• [WHAT IS BEING ASKED]
Nothing in the records may be left out; restate them word for word.

• [Page and application data records]
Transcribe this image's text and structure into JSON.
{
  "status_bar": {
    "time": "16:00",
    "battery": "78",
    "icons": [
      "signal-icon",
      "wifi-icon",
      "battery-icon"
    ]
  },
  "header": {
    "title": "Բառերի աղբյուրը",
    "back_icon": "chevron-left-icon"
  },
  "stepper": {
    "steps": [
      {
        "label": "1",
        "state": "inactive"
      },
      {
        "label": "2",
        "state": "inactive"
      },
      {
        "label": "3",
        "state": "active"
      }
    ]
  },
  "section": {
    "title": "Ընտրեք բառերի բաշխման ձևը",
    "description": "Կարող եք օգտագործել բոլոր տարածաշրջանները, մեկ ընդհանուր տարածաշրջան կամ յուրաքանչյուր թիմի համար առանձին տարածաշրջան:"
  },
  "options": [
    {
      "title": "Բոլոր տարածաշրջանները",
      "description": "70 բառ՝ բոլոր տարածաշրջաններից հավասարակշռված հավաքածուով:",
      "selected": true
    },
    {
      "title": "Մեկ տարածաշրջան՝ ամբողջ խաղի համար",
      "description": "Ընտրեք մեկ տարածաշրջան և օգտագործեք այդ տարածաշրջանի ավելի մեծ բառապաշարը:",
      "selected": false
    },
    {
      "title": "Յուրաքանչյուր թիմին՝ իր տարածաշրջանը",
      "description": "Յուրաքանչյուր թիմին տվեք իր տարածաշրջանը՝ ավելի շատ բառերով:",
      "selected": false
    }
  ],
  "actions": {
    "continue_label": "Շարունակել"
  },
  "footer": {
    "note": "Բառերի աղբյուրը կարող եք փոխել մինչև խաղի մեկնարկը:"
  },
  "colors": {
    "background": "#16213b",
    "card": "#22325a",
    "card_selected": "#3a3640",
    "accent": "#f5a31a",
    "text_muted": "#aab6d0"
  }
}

• [SOLUTION TO THIS PROBLEM]
Transcribe this image's text and structure into JSON.
{
  "status_bar": {
    "time": "16:00",
    "battery": "78",
    "icons": [
      "signal-icon",
      "wifi-icon",
      "battery-icon"
    ]
  },
  "header": {
    "title": "Բառերի աղբյուրը",
    "back_icon": "chevron-left-icon"
  },
  "stepper": {
    "steps": [
      {
        "label": "1",
        "state": "inactive"
      },
      {
        "label": "2",
        "state": "inactive"
      },
      {
        "label": "3",
        "state": "active"
      }
    ]
  },
  "section": {
    "title": "Ընտրեք բառերի բաշխման ձևը",
    "description": "Կարող եք օգտագործել բոլոր տարածաշրջանները, մեկ ընդհանուր տարածաշրջան կամ յուրաքանչյուր թիմի համար առանձին տարածաշրջան:"
  },
  "options": [
    {
      "title": "Բոլոր տարածաշրջանները",
      "description": "70 բառ՝ բոլոր տարածաշրջաններից հավասարակշռված հավաքածուով:",
      "selected": true
    },
    {
      "title": "Մեկ տարածաշրջան՝ ամբողջ խաղի համար",
      "description": "Ընտրեք մեկ տարածաշրջան և օգտագործեք այդ տարածաշրջանի ավելի մեծ բառապաշարը:",
      "selected": false
    },
    {
      "title": "Յուրաքանչյուր թիմին՝ իր տարածաշրջանը",
      "description": "Յուրաքանչյուր թիմին տվեք իր տարածաշրջանը՝ ավելի շատ բառերով:",
      "selected": false
    }
  ],
  "actions": {
    "continue_label": "Շարունակել"
  },
  "footer": {
    "note": "Բառերի աղբյուրը կարող եք փոխել մինչև խաղի մեկնարկը:"
  },
  "colors": {
    "background": "#16213b",
    "card": "#22325a",
    "card_selected": "#3a3640",
    "accent": "#f5a31a",
    "text_muted": "#aab6d0"
  }
}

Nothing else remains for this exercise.